This is the week to plan Thanksgiving Day menus, watch celebrity chefs fry, brine or steam their turkeys, and search for the pie recipe that Aunt Carol used to make. As soon as cooking for Thanksgiving Day begins, caution and calories will be thrown to the wind. Everyone's carbohydrate phobia is put aside while the sweet potato casserole with marshmallow topping is assembled. Cholesterol concerns are forgotten as the third stick of butter is melted into the mashed potatoes, stuffing and pecan pie. And the food scale that silently reproaches us for being ignored is thrown into a drawer so there is room on the counter for making gravy and sausage cornbread stuffing.
Years ago when I was helping a French graduate student studying in Boston overcome her bingeing, she told me, "I don't know why I should worry about my bingeing. On Thanksgiving, it seems as if everyone in the United States is bingeing."
Her remarks came to mind as I glanced at a recent issue of a New York magazine that featured holiday menus. The recipes included intricate salads and a medley of roasted vegetables, but what caught my eye was a dessert recipe for banoffee pie whose calorie content seemed to resemble our national debt. I read the ingredient list over twice, not believing my eyes. The ingredients included two cans of condensed milk (very high in sugar and fat), one cup of butter, three egg yolks, two cups of heavy cream and 8-10 bananas. Oh yes, there was additional sugar, chocolate and flour, but these ingredients were modest in quantity compared to the rest. Who would eat such a dessert? I suspect most of us, if offered a chance.

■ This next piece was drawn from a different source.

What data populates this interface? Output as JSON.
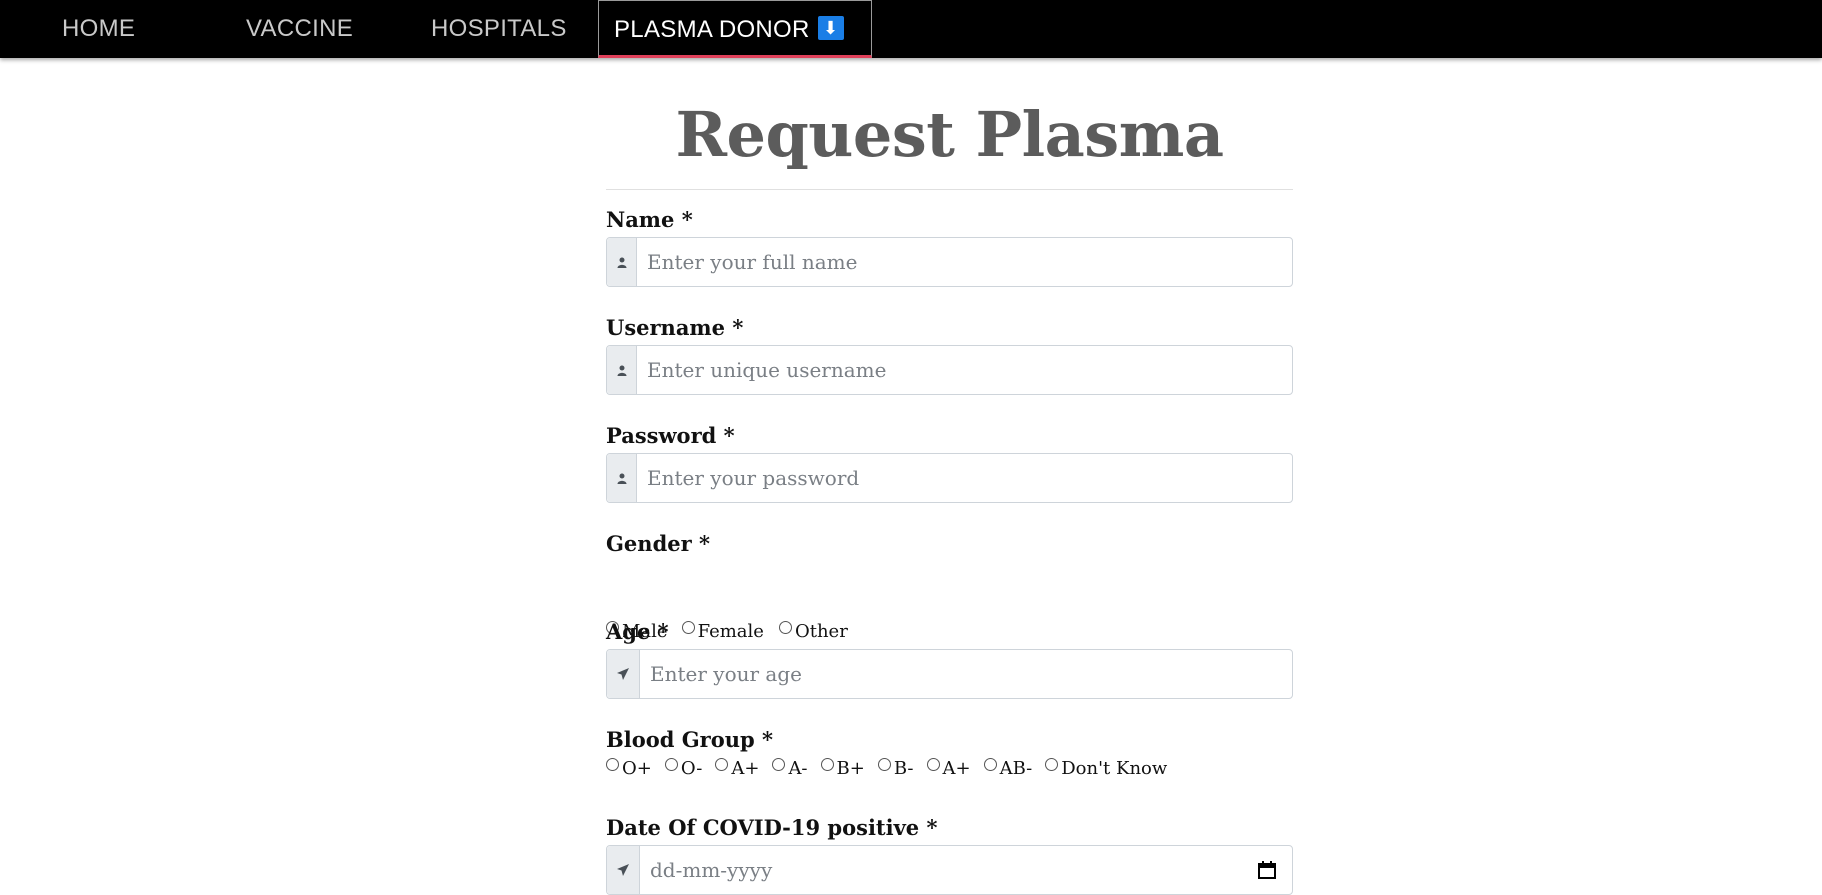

Are we schizophrenic when it comes to holiday eating? Do all the people who view carbohydrates as the source of metabolic evil and think saturated fat will clog their arteries faster like a traffic jam in Times Square morph into other people on Thanksgiving? Do those of us who focus on the health quotient of our cooking, rather than its taste, feel liberated from worrying about mucous causing dairy products, colon-cluttering red meat and foods that simply taste good without being nutritious?

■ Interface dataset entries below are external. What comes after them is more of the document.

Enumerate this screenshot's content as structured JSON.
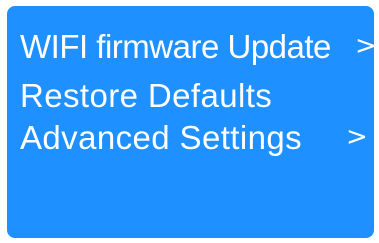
{
  "menu": {
    "items": [
      {
        "label": "WIFI firmware Update",
        "chevron": ">"
      },
      {
        "label": "Restore Defaults"
      },
      {
        "label": "Advanced Settings",
        "chevron": ">"
      }
    ]
  },
  "colors": {
    "background": "#1e90ff",
    "text": "#ffffff"
  }
}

YES. At least many of us do. I am as guilty as everyone else who puts taste rather than nutritional health as a priority on this holiday. And I suspect that my guests, like yours know it too.

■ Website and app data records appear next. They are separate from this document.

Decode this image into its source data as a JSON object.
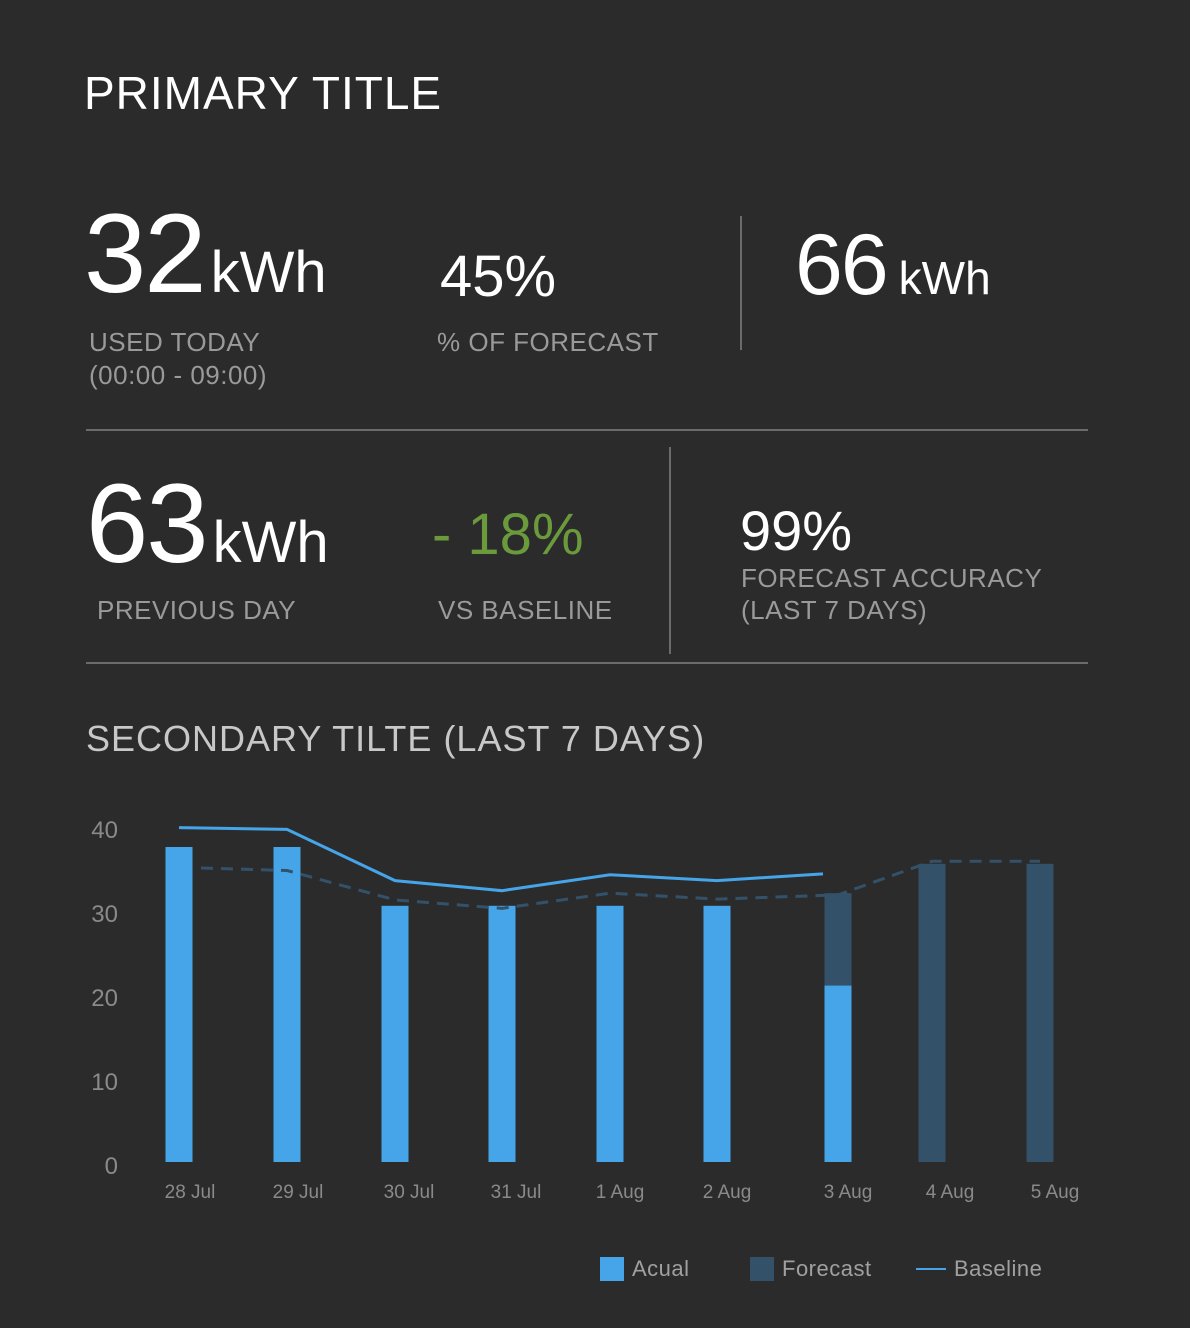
{
  "header": {
    "title": "PRIMARY TITLE"
  },
  "kpis": {
    "used_today": {
      "value": "32",
      "unit": "kWh",
      "label": "USED TODAY",
      "sublabel": "(00:00 - 09:00)"
    },
    "pct_forecast": {
      "value": "45%",
      "label": "% OF FORECAST"
    },
    "forecast_total": {
      "value": "66",
      "unit": "kWh"
    },
    "previous_day": {
      "value": "63",
      "unit": "kWh",
      "label": "PREVIOUS DAY"
    },
    "vs_baseline": {
      "value": "- 18%",
      "label": "VS BASELINE",
      "color": "#6a9a3c"
    },
    "forecast_accuracy": {
      "value": "99%",
      "label": "FORECAST ACCURACY",
      "sublabel": "(LAST 7 DAYS)"
    }
  },
  "section": {
    "title": "SECONDARY TILTE (LAST 7 DAYS)"
  },
  "legend": {
    "actual": "Acual",
    "forecast": "Forecast",
    "baseline": "Baseline"
  },
  "colors": {
    "background": "#2b2b2b",
    "actual": "#45a5e8",
    "forecast": "#33526a",
    "baseline_line": "#45a5e8",
    "forecast_line": "#33526a",
    "accent_green": "#6a9a3c"
  },
  "chart_data": {
    "type": "bar",
    "categories": [
      "28 Jul",
      "29 Jul",
      "30 Jul",
      "31 Jul",
      "1 Aug",
      "2 Aug",
      "3 Aug",
      "4 Aug",
      "5 Aug"
    ],
    "series": [
      {
        "name": "Acual",
        "type": "bar",
        "values": [
          37.5,
          37.5,
          30.5,
          30.5,
          30.5,
          30.5,
          21,
          null,
          null
        ]
      },
      {
        "name": "Forecast",
        "type": "bar",
        "values": [
          null,
          null,
          null,
          null,
          null,
          null,
          32,
          35.5,
          35.5
        ]
      },
      {
        "name": "Baseline",
        "type": "line",
        "values": [
          39.8,
          39.6,
          33.5,
          32.3,
          34.2,
          33.5,
          34.3,
          null,
          null
        ]
      },
      {
        "type": "line",
        "style": "dashed",
        "values": [
          35,
          34.7,
          31.2,
          30.2,
          32,
          31.3,
          31.8,
          35.8,
          35.8
        ]
      }
    ],
    "yticks": [
      0,
      10,
      20,
      30,
      40
    ],
    "ylim": [
      0,
      40
    ],
    "grid": false,
    "legend_position": "bottom-right"
  }
}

They don't ask, and I don't tell.
To be sure, there are small changes in a Thanksgiving meal that decrease the probability your cousin will call you up the next day and complain about how much weight she gained. Some dishes like the sweet potato casserole with marshmallows can be replaced with roasted sweet potatoes, hold the marshmallow creme. Gravy does not need to be 50 percent fat, and almost all of the fat from the roasting pan juices can be skimmed off. (I put the drippings in the freezer if I have time so the fat congeals and can be discarded.) Roasting vegetables with a sprinkle of olive oil avoids the need to perk up the taste with butter. Pumpkin and apple pies are certainly less fattening than something like the banoffee pie with its egg yolks, heavy cream and butter; just sideline the whipped cream. And putting out pre-dinner nibbles of dried fruit rather than nuts decreases calories intake a little more, but be sure to offer both so as not to alienate your guests.
We should remember that Thanksgiving is about having a good time in the kitchen and having more fun at the meal. And these days when so many of us rarely, if ever, eat together as a family, simply sitting down together for the Thanksgiving meal is enough reason to celebrate. Just don't ask me how many calories you are eating.